• _Prompt_
Collect every line in the records below that contains the word "Clients".

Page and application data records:
####################

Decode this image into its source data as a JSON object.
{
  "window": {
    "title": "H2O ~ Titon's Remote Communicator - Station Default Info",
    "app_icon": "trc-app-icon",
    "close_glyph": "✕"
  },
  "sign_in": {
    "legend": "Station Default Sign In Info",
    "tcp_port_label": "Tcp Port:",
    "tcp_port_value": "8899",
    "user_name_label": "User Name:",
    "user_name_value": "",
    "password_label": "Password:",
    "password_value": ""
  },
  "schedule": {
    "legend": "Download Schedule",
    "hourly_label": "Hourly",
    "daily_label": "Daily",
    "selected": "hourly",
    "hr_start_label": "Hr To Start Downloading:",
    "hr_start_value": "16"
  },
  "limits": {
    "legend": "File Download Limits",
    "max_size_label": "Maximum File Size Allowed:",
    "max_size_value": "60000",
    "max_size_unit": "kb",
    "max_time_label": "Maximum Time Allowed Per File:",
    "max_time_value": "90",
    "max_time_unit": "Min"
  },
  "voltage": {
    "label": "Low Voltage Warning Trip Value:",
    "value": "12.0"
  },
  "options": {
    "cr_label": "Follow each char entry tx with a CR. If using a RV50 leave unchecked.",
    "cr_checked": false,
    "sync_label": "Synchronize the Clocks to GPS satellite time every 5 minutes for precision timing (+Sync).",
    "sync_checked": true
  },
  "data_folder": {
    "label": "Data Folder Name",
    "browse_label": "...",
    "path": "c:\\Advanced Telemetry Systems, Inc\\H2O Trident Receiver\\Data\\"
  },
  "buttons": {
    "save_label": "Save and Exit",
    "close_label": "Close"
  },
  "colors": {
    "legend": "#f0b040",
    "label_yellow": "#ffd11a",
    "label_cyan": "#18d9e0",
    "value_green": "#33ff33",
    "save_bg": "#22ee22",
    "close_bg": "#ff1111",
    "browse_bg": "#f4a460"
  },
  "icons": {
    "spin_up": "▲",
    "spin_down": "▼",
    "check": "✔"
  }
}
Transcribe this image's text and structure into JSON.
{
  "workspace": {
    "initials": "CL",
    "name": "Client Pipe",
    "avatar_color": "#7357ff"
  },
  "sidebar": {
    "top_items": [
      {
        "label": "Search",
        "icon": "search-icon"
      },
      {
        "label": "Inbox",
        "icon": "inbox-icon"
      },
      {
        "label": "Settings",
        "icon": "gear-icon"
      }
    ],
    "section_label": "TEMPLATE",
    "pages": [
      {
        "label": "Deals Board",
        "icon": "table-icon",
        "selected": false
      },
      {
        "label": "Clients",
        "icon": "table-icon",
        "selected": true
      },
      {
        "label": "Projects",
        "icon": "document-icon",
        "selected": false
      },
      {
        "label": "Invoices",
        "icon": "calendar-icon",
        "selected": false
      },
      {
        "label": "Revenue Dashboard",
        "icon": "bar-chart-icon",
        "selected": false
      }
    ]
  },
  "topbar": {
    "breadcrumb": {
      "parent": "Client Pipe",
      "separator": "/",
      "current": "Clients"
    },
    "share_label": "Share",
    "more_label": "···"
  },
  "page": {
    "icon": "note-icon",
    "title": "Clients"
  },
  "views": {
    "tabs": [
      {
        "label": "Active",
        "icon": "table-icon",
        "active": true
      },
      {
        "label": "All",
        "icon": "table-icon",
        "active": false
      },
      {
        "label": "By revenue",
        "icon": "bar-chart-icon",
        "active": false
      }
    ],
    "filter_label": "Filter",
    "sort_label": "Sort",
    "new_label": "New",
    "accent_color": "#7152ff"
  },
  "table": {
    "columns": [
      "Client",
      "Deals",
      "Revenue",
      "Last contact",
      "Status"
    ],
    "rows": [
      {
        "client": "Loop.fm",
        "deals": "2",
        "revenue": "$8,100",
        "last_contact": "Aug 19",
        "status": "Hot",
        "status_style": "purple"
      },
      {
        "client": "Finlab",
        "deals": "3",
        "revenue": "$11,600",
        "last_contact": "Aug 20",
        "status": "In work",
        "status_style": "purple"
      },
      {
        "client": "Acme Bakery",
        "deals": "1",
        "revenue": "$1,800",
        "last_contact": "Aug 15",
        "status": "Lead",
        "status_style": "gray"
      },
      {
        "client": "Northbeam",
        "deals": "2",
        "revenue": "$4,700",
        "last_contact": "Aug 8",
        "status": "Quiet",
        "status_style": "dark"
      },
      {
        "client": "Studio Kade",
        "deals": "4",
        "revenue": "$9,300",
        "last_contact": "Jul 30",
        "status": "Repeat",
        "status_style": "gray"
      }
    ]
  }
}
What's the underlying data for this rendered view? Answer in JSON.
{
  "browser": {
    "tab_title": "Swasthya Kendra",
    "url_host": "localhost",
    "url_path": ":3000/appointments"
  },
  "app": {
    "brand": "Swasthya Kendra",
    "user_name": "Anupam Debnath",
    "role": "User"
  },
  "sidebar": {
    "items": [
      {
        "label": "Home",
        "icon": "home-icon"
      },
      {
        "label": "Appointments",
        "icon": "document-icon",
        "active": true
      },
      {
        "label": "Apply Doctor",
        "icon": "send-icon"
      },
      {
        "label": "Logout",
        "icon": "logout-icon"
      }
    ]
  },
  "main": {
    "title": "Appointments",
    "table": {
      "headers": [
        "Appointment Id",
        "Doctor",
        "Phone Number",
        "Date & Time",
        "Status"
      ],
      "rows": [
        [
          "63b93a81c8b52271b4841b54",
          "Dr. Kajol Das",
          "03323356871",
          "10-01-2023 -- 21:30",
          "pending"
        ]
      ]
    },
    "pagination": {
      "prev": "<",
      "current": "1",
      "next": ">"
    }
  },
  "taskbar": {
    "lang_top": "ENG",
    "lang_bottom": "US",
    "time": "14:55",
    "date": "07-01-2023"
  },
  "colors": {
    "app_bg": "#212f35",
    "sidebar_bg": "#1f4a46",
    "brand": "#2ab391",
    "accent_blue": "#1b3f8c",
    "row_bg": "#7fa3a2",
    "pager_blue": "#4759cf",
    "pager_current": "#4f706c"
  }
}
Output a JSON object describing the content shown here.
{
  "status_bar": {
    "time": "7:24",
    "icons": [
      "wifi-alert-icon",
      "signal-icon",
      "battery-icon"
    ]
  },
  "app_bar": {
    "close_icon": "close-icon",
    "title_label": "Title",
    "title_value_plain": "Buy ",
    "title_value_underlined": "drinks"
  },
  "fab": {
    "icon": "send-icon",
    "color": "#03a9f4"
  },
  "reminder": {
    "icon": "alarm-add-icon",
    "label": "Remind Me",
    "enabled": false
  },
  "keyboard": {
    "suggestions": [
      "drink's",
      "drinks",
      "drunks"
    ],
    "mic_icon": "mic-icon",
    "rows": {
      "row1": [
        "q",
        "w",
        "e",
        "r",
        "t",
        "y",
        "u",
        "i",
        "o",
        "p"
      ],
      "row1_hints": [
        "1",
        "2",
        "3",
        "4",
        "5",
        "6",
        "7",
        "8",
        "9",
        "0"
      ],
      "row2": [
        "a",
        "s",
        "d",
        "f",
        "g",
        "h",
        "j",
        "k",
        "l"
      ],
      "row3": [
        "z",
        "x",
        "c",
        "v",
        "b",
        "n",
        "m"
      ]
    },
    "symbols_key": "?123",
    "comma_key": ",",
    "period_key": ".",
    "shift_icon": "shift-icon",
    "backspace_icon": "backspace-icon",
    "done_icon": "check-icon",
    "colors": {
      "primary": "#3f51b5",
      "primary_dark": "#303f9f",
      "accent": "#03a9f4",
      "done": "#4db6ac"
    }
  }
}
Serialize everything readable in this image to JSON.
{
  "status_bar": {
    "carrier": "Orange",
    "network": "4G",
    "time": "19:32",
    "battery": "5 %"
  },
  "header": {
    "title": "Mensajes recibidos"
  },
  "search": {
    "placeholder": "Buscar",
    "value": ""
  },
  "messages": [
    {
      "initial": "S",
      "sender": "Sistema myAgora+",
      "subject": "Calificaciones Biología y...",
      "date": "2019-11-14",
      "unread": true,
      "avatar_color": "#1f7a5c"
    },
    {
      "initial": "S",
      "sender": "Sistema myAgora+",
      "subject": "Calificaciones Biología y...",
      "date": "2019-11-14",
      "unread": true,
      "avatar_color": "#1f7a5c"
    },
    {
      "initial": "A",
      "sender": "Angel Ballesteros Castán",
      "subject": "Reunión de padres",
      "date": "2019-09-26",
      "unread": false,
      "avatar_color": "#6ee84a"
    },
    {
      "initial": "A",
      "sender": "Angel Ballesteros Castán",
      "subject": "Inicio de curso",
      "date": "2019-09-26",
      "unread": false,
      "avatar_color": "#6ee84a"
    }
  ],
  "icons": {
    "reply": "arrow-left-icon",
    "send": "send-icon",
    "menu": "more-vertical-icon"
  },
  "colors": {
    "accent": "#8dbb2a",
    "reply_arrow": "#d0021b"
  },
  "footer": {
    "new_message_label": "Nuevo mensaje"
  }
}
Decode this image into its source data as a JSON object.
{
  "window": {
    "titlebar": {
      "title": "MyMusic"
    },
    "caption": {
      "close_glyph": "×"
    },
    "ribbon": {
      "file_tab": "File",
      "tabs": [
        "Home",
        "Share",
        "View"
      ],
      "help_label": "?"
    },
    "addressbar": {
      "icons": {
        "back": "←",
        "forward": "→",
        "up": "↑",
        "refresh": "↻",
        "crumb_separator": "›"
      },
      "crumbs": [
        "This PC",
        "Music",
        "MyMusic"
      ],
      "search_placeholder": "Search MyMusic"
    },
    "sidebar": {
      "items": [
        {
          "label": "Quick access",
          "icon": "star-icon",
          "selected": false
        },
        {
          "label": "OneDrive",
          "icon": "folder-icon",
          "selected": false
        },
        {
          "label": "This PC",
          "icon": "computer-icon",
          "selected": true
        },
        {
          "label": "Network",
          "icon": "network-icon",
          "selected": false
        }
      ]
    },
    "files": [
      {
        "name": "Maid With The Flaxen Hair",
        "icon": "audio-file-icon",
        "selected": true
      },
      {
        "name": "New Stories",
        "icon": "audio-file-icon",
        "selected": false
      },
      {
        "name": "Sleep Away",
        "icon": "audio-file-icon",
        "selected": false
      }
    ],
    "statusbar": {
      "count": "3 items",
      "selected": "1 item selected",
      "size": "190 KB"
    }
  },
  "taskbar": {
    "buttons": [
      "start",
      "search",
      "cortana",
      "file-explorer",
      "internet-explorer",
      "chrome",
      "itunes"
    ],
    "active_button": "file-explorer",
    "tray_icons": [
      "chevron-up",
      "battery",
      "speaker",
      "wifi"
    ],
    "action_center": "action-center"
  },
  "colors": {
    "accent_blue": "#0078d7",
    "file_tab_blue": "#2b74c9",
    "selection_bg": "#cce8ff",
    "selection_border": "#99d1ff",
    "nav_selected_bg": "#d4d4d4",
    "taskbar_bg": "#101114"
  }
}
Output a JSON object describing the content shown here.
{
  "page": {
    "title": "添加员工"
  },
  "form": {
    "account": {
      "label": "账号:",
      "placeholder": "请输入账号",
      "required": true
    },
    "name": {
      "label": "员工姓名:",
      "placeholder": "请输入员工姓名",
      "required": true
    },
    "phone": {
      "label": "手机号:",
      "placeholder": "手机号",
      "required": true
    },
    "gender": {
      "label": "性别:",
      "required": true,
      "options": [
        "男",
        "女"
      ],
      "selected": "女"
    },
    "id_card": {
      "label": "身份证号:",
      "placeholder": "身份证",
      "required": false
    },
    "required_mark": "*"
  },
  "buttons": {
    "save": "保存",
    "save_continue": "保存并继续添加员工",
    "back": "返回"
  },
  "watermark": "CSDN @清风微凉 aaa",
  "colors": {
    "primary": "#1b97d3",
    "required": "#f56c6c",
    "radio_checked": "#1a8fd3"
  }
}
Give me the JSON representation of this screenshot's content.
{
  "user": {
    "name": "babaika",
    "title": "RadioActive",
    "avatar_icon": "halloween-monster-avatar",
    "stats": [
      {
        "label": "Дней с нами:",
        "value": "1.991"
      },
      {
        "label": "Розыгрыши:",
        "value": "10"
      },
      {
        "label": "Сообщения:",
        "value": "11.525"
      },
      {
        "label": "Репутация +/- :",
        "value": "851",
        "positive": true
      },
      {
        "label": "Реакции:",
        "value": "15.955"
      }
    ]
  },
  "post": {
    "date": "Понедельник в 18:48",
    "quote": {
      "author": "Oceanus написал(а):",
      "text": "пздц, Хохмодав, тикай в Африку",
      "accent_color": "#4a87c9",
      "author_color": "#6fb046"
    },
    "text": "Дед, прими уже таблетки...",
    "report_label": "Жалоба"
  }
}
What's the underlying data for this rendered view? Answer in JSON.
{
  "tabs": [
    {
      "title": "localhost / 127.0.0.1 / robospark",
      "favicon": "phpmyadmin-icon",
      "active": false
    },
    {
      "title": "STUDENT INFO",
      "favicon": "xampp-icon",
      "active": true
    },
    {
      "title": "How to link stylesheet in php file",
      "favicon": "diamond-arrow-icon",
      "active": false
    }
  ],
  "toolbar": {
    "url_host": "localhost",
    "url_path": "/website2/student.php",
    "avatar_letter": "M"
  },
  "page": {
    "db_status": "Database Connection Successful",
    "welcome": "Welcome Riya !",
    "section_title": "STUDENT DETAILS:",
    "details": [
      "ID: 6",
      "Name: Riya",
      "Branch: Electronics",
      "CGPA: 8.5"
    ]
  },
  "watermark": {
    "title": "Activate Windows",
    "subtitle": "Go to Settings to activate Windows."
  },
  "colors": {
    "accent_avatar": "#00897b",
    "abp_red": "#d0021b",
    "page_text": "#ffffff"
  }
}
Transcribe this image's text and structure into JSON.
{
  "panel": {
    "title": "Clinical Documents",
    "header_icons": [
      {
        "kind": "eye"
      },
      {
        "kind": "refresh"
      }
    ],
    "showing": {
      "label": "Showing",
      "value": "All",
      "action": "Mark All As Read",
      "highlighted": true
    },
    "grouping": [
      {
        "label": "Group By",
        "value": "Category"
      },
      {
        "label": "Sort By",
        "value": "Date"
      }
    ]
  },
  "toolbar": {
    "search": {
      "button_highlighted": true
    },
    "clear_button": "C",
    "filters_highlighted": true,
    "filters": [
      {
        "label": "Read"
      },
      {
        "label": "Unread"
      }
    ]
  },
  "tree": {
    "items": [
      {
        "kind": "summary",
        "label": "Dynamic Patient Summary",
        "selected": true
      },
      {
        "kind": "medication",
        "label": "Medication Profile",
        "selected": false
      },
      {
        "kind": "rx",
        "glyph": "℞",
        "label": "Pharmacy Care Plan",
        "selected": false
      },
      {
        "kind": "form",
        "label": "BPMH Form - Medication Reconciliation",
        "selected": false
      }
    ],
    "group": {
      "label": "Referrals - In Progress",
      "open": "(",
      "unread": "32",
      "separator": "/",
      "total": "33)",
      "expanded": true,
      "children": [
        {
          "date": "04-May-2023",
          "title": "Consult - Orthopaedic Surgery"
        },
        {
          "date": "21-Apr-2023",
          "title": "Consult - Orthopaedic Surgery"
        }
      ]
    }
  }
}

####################

• _Output of the exercise_
        "label": "Clients",
      "current": "Clients"
    "title": "Clients"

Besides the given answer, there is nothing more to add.